Fireplaces remained low (Plates 46, 48 and 49) and there were no "continued chimney-pieces," the overmantel space (Plate 45, Fig. 2) being customarily filled by a large mirror (Plates 46,48 and 49). If the ceiling was very high, a decorative panel might be included in the space between the head of the mirror and the cornice. Mantel shelves were low and, in the design and structure of the whole mantel composition, right angles, straight lines and parallel sides took the place of the flowing curves that had previously been in vogue. The depth and breadth of the fireplace itself were somewhat decreased by placing decorative metal side and back plates within the wood or marble trim. Mantels were made of carved and painted wood, of carved stone, or of carved and sometimes inlaid marble. The frieze beneath the shelf was supported on scrolled consoles or brackets or else upon termes or term-like columns.

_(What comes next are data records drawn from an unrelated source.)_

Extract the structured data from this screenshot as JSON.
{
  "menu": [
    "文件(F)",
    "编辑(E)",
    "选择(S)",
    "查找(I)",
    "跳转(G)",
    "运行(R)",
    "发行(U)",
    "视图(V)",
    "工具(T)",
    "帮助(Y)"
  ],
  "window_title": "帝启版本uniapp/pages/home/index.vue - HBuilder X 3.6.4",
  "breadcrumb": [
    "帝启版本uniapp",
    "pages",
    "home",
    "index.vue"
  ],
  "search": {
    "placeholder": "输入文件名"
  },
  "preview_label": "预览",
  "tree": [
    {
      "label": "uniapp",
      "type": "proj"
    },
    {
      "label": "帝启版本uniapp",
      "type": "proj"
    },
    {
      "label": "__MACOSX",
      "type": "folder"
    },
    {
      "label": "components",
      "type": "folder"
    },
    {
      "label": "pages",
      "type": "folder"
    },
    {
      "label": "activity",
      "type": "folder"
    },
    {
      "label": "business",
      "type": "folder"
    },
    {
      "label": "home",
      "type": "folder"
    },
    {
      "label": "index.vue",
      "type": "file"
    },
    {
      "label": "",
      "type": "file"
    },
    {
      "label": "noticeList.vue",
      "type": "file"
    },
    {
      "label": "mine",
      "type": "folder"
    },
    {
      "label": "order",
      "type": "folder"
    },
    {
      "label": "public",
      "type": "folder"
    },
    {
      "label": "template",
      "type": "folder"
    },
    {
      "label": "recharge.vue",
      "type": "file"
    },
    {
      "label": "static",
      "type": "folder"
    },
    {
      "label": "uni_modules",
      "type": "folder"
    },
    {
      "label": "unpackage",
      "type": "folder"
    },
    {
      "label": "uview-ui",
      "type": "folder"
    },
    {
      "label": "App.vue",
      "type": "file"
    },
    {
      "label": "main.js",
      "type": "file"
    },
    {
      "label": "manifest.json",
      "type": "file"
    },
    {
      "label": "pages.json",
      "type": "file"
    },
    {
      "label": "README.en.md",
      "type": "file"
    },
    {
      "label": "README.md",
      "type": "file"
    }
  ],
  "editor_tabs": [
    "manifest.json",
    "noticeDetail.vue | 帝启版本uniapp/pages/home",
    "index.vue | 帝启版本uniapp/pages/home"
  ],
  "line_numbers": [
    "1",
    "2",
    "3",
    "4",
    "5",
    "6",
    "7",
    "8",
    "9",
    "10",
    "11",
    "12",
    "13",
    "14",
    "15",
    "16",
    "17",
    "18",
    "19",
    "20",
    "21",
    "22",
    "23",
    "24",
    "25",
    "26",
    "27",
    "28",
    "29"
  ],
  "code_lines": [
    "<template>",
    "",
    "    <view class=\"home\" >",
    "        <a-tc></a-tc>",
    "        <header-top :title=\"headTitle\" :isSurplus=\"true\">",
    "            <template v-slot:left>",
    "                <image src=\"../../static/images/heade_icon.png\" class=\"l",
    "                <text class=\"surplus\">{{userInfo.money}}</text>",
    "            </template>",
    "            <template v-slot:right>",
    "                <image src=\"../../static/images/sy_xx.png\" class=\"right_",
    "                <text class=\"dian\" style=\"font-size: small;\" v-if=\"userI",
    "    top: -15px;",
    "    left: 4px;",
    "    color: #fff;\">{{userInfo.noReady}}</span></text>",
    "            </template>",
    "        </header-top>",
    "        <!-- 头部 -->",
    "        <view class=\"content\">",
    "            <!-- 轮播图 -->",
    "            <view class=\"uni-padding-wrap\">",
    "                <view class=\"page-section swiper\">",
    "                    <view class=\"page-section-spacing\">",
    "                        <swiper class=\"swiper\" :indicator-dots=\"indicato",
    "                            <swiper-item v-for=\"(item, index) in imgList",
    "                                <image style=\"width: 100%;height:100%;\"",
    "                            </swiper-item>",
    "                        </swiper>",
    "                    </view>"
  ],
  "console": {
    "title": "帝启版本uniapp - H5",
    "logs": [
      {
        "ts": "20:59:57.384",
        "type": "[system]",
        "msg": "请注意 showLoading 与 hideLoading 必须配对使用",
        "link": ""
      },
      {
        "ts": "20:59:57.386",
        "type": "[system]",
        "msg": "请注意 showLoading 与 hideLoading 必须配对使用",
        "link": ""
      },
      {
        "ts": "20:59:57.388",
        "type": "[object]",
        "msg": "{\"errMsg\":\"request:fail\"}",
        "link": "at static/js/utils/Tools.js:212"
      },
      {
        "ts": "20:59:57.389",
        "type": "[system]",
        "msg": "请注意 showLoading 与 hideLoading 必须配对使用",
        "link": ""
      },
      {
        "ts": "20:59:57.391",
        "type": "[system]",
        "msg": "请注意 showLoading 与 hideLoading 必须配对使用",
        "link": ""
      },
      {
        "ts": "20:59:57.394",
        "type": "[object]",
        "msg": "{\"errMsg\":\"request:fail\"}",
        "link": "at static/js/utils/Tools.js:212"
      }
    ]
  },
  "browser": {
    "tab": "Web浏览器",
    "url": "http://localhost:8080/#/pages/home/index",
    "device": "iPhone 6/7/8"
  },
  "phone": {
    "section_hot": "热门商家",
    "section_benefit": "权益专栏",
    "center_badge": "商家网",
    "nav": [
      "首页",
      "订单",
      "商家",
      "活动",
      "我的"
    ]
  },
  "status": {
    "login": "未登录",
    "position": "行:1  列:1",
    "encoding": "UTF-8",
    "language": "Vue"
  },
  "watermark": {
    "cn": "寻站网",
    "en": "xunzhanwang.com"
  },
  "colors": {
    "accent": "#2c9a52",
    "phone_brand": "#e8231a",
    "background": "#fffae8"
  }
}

Ceilings were much less frequently coved than formerly and were quite commonly flat, an occasional exception being made for flat elliptical vaulting. Unbroken cornices with strong horizontal accent mark (Plates 46, 47 B, 48 and 49) the boundary between walls and ceiling and are distinctly architectural in the character of their members. Not a few of the ceilings were quite plain, while others were enriched with formal plaster mouldings, bands of imbricated foliage and other devices that conformed with the generally classic architectural tone of composition. The mouldings and foliated bands often divided the ceiling into symmetrically panelled spaces. These plaster decorations, standing forth in relief, were frequently coloured and parcel gilt. In the more elaborate ceilings, the flat surfaces were not seldom frescoed or else embellished with classic motifs in low relief which were intensified with subdued colour. The frieze of the cornice might be filled with motifs of purely architectural derivation or else with swags, festoons, wreaths and other items of semi-architectural or of conventionalised naturalistic origin. These latter might be in moulded relief and coloured or gilt or they might be wholly painted on a flat surface.